Defining Literary Movements
Just as painters throughout history have had “movements” like realism, impressionism, and cubism…so have writers.
These movements or “periods” generally coincide with historical time-frames and themes or styles of writing.
For example, one movement I am sure you heard of was the Romantic period which was prevalent in England and with British writers from about 1800-1870. Although the “Romantic” themes involving love, sex, nature, etc. are where the movement gets its name, the real core of the movement is in the fact that these writers were more concerned with the individual rather than with society as a whole.
A movement more relevant to our class (American post Civil War) would be Realism (late 19th Century), which like Romanticism, has much definition in the title itself. The Realists were attentive to details and were concerned about replicating nature as it is and not “Romanticizing” it…
Another more modern movement you probably are also familiar with is the “Beat” movement of the 1950s-60s. This title alludes to the rhythmic and lyric-like sound that free-style writing had during this era.

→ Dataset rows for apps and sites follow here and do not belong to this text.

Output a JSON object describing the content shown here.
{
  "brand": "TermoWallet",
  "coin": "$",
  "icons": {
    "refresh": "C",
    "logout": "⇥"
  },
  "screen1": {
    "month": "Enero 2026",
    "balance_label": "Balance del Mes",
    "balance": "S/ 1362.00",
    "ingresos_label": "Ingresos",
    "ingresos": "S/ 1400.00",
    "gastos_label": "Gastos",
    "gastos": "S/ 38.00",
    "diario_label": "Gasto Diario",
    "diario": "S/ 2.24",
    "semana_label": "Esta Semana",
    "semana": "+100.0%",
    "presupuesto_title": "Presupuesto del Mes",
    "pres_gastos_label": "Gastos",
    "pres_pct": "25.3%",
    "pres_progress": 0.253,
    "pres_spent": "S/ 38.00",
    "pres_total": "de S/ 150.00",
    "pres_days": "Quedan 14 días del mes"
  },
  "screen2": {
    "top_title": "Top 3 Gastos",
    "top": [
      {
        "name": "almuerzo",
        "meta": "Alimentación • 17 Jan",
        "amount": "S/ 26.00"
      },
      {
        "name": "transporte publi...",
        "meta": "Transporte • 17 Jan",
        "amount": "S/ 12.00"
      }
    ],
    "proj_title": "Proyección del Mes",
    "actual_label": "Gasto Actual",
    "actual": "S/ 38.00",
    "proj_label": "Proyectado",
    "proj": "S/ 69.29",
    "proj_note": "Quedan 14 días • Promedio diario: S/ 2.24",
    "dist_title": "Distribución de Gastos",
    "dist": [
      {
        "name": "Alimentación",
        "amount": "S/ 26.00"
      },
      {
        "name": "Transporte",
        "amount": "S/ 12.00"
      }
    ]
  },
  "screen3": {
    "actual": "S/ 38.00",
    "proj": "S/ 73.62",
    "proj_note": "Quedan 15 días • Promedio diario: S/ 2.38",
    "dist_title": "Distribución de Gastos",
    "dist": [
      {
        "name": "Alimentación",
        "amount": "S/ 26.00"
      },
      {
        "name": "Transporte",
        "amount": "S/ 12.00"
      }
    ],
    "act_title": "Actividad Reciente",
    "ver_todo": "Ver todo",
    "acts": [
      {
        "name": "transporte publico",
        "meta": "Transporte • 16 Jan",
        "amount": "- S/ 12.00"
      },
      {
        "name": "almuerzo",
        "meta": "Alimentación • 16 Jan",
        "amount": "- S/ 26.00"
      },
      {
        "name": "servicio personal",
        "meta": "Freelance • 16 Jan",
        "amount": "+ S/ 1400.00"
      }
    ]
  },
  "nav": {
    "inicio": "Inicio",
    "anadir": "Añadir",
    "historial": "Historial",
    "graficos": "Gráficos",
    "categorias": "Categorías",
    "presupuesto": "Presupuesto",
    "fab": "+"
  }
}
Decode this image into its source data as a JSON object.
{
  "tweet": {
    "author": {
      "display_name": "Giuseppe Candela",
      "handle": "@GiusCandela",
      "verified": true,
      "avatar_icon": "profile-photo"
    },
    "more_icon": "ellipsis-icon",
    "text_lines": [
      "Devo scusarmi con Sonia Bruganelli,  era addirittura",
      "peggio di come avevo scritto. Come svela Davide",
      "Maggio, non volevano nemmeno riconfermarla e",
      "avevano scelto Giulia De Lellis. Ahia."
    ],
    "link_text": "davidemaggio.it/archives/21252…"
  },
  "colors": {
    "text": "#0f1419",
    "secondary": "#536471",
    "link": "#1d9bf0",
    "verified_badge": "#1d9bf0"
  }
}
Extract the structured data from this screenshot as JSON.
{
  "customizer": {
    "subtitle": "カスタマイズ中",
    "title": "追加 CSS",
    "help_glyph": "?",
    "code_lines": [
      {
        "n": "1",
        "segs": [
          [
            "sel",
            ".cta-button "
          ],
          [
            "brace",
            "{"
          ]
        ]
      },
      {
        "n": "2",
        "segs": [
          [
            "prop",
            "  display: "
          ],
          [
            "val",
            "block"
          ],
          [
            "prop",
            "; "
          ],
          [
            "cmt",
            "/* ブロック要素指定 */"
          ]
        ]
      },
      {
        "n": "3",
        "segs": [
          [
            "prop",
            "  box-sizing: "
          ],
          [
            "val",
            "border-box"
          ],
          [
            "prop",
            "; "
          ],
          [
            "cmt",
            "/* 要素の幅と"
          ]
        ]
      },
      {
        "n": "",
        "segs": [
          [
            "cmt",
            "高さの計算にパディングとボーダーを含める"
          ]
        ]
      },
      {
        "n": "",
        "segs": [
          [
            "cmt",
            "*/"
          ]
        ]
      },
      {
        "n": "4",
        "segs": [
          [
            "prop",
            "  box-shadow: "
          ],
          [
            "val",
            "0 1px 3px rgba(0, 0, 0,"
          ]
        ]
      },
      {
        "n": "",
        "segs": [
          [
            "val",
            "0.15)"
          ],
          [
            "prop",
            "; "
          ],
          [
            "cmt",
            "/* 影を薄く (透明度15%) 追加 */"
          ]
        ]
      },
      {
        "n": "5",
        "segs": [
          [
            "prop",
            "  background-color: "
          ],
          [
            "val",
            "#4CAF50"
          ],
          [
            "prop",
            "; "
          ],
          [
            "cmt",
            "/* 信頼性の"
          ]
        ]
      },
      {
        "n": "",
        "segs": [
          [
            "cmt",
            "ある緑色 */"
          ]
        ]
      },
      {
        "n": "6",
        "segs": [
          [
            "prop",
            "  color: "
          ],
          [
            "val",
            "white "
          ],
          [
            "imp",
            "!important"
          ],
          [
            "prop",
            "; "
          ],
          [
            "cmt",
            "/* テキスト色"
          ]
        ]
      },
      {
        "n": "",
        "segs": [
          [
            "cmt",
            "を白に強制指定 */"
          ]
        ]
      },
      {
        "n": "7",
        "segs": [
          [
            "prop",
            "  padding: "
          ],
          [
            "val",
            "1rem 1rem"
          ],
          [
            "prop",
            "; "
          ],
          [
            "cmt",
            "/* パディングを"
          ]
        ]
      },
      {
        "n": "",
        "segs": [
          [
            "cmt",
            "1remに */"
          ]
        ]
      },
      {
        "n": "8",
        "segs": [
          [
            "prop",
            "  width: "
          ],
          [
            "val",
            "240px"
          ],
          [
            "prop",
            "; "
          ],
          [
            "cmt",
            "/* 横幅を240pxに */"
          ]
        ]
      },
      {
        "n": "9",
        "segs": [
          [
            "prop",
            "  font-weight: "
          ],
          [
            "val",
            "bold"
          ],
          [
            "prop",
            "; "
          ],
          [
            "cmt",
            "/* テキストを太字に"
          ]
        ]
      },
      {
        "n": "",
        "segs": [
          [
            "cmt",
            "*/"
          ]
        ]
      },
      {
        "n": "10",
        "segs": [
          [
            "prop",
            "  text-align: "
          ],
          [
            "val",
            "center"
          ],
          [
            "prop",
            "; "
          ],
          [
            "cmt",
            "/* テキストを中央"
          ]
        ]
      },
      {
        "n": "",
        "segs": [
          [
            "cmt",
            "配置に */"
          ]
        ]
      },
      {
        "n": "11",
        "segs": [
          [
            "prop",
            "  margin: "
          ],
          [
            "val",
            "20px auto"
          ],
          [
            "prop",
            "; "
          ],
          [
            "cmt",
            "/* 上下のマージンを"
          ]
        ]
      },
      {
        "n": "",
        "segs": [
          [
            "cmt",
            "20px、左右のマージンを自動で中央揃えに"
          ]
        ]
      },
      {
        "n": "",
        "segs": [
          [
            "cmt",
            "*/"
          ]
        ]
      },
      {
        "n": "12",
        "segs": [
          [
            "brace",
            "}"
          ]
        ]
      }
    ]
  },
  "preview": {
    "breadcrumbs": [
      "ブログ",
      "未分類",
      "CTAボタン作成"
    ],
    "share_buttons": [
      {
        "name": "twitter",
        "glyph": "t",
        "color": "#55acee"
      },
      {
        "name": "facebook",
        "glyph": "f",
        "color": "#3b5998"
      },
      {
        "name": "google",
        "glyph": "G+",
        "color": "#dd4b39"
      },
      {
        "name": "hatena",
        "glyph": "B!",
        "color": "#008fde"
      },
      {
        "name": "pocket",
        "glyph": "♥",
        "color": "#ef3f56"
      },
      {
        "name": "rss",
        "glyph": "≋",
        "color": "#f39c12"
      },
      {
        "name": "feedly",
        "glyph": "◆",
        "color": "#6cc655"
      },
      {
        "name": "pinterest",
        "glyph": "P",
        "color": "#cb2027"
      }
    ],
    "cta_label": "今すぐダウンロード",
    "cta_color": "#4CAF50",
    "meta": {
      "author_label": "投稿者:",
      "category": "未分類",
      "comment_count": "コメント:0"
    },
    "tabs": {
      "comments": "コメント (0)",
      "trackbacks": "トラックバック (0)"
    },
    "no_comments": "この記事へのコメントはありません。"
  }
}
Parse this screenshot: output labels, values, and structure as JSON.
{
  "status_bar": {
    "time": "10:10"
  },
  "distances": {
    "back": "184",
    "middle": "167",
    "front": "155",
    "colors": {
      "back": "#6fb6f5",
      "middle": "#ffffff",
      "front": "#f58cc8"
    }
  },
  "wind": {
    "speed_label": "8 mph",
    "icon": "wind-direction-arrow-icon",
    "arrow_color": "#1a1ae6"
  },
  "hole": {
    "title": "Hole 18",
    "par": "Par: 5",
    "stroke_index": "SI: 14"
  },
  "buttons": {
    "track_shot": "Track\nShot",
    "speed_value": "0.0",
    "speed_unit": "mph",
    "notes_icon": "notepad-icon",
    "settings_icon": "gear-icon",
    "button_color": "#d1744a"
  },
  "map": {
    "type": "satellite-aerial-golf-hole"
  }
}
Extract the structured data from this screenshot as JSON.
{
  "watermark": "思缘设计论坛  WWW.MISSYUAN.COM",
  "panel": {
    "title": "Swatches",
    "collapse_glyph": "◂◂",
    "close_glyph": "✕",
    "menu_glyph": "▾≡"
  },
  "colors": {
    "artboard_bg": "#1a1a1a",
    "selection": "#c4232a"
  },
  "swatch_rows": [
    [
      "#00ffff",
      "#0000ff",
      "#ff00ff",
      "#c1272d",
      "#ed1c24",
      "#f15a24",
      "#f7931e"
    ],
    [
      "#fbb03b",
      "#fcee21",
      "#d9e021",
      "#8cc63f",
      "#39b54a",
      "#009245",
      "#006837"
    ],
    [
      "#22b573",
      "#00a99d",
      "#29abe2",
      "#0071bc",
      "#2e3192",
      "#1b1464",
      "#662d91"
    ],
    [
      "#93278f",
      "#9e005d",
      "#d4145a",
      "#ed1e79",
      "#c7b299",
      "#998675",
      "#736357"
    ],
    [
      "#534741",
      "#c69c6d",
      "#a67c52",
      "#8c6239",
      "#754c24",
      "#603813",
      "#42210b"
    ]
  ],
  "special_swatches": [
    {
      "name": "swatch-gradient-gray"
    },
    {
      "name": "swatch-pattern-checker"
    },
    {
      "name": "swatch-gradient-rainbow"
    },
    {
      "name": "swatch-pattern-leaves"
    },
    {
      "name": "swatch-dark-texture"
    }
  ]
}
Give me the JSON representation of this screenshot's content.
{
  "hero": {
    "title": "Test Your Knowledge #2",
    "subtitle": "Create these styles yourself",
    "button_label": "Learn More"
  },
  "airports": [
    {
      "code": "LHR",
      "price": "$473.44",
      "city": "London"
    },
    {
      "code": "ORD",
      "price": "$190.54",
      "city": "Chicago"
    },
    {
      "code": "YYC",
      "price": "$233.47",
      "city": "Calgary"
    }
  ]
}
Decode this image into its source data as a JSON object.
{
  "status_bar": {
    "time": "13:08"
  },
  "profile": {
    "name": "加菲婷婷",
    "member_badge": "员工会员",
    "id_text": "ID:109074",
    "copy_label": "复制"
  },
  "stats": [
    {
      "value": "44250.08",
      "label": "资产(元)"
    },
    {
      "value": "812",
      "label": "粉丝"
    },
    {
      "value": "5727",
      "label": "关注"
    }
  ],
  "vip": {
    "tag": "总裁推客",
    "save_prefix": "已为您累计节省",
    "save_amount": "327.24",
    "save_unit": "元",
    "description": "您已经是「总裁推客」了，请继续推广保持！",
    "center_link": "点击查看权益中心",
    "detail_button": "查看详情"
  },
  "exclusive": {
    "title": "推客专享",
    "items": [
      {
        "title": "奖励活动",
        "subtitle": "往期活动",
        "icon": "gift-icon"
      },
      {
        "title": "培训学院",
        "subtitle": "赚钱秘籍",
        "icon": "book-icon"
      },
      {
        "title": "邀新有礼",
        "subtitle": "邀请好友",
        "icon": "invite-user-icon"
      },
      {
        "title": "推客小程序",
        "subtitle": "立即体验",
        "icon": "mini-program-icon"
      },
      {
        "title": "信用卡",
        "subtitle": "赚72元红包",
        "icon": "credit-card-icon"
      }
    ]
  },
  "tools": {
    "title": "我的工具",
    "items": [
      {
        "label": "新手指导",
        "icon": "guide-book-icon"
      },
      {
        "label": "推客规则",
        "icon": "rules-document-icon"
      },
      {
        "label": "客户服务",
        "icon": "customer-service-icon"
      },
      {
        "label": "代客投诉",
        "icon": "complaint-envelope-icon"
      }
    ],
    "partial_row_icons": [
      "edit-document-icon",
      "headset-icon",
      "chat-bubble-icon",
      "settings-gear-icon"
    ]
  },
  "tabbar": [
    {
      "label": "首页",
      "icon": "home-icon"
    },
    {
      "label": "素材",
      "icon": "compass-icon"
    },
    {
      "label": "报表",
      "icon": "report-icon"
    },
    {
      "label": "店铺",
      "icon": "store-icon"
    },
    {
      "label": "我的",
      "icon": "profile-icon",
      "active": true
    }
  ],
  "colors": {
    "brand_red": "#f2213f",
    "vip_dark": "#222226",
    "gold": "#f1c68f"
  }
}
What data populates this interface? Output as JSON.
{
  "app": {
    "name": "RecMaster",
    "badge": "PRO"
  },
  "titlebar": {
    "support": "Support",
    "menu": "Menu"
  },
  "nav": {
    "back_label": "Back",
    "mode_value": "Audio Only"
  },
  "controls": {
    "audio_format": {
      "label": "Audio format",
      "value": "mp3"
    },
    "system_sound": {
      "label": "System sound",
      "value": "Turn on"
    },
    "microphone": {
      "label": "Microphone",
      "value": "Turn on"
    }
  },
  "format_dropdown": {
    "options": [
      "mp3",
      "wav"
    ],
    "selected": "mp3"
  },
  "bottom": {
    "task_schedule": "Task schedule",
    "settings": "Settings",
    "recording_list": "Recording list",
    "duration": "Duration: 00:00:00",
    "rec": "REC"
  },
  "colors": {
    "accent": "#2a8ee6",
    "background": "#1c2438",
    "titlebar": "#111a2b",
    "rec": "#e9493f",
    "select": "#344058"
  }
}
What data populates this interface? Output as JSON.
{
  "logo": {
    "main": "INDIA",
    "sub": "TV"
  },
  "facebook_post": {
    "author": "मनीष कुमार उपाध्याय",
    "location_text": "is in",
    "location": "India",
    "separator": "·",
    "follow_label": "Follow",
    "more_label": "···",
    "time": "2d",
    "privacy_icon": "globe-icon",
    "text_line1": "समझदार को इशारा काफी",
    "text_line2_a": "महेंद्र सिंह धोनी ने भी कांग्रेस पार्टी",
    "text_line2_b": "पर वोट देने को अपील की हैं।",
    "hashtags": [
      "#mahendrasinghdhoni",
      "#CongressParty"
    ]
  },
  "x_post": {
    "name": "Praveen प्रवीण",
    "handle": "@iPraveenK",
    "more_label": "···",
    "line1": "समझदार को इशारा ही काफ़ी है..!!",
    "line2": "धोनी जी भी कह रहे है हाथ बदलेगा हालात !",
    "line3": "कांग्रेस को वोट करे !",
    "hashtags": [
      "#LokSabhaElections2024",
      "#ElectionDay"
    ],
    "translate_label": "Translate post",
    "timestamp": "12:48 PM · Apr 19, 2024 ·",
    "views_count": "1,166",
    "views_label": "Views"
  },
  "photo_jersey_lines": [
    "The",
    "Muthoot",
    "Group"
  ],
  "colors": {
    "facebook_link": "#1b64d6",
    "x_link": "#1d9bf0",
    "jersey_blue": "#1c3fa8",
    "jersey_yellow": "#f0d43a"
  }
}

Hence the terms “Beat Poet” and “Beatnik.” The central philosophy of the “Beats” pertains to anti-materialism and anti-establishment sentiments.
Remember that a work does not have to have been written during a specific era to be considered part of a certain movement. For example, an author today can write in the Romantic style…